◆ YOUR GOAL:
The lines to copy from the data below are those that hold the string "Upper".

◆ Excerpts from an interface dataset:
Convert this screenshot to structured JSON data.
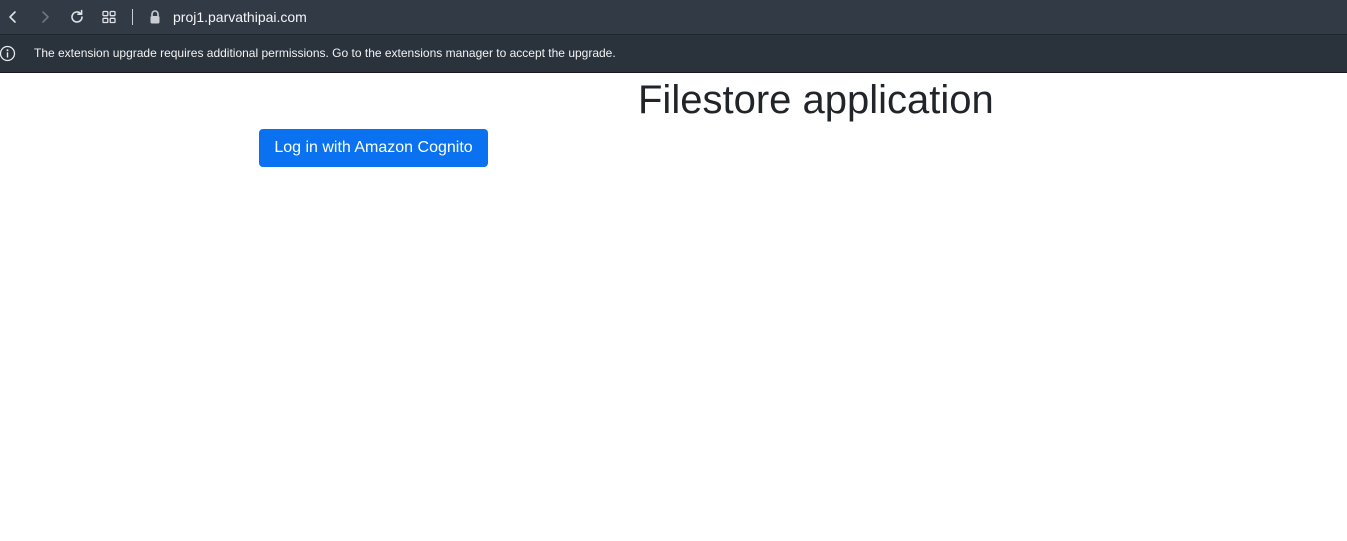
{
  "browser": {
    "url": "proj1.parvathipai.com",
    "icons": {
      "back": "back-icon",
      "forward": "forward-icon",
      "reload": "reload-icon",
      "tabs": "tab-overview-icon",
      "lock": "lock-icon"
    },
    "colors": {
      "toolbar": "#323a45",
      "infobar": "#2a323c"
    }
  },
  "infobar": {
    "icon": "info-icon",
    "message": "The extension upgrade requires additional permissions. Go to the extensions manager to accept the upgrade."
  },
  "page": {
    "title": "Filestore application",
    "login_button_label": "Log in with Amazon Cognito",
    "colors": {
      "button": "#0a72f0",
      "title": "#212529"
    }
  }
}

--

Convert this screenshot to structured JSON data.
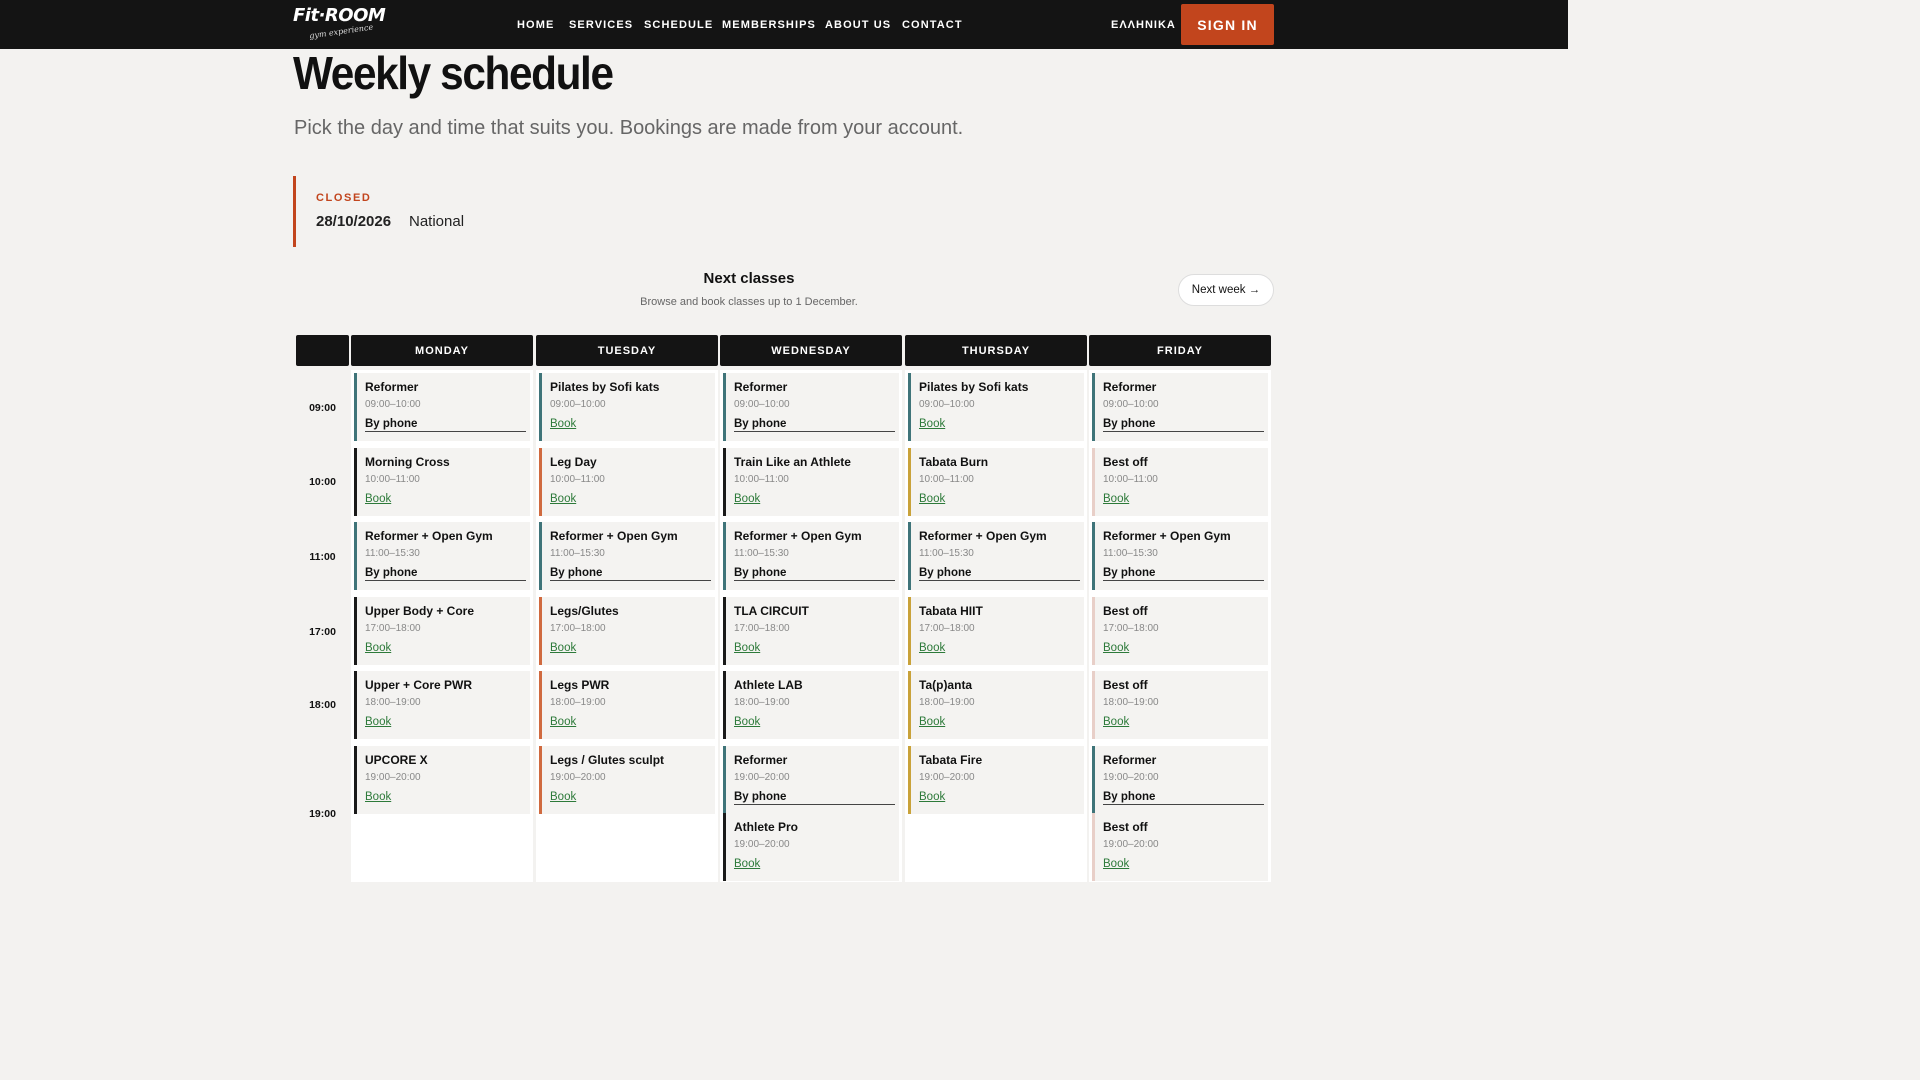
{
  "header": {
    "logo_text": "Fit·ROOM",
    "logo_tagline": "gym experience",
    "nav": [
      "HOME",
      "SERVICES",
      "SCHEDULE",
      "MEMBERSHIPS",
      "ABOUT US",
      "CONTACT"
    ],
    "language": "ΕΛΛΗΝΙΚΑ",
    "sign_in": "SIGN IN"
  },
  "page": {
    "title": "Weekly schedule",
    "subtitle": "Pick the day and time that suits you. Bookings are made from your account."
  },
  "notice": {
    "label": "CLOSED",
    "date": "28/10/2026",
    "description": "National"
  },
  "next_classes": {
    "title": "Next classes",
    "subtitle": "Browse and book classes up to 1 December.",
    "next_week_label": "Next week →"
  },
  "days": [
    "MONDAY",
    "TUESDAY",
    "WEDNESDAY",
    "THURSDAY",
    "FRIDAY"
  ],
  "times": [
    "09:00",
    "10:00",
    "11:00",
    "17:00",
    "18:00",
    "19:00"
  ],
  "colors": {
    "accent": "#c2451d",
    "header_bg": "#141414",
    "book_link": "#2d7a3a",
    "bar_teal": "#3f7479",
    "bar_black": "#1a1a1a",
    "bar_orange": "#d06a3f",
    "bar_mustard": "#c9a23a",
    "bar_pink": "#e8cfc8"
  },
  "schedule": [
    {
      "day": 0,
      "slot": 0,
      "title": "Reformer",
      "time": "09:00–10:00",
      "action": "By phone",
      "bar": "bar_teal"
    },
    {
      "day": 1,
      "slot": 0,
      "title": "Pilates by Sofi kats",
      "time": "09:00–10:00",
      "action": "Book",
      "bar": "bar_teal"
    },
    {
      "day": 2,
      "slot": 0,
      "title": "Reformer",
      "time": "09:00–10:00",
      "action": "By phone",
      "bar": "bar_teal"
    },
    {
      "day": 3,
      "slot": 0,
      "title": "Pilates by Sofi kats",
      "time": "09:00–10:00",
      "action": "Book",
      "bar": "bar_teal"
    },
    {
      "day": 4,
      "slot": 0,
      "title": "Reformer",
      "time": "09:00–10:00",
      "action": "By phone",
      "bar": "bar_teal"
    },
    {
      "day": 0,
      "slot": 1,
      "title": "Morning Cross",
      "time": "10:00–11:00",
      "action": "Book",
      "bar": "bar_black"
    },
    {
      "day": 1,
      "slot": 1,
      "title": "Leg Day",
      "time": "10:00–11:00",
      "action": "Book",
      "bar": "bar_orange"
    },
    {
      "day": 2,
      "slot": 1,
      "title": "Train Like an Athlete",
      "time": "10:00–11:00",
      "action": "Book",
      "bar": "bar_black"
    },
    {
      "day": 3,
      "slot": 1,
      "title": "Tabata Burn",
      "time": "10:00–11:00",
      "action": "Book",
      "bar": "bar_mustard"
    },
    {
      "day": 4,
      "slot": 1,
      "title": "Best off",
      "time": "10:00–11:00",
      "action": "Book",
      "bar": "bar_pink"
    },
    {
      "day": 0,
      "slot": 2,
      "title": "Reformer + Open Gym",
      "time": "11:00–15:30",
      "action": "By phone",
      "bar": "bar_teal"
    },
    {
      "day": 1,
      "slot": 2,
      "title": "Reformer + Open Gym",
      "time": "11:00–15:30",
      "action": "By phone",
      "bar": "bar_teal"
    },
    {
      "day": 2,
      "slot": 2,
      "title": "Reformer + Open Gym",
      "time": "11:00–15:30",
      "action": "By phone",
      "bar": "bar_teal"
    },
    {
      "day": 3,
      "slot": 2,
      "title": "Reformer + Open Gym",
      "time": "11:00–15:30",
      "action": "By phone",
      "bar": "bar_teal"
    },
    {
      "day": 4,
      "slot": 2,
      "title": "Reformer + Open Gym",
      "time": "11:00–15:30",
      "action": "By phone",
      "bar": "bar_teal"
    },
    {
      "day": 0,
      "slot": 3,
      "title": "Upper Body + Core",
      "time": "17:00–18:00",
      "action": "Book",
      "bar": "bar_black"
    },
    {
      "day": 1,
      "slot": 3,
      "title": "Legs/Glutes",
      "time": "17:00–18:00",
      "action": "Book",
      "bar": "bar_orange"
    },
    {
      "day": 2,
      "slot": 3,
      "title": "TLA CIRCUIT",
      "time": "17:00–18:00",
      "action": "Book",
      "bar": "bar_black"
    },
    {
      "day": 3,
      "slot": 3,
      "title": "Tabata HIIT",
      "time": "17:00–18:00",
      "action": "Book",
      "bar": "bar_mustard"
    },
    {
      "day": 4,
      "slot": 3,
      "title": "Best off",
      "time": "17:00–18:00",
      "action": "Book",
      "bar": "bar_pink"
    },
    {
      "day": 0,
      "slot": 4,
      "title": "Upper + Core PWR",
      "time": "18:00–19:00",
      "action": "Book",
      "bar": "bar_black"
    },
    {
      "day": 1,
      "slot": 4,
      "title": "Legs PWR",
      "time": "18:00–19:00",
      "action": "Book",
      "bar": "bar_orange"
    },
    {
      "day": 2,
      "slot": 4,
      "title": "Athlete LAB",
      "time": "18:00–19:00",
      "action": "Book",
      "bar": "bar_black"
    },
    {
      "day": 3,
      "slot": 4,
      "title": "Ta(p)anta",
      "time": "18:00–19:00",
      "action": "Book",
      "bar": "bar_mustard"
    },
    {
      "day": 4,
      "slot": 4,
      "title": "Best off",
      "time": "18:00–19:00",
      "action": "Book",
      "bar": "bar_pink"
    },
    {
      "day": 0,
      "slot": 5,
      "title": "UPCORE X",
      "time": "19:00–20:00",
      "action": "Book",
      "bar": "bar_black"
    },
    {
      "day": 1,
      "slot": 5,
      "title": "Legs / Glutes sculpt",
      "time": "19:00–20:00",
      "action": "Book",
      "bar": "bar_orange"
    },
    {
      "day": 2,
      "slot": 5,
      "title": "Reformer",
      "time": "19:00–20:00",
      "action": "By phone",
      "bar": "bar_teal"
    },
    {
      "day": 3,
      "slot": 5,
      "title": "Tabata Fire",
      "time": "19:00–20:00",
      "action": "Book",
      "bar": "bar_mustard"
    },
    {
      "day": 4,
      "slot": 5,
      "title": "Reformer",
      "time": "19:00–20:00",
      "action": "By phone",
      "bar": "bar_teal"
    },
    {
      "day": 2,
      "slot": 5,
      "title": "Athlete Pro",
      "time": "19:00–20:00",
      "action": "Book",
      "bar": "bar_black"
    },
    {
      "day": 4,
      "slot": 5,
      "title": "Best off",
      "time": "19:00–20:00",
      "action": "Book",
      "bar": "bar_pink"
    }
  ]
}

◆ TASK OUTPUT:
      "title": "Upper Body + Core",
      "title": "Upper + Core PWR",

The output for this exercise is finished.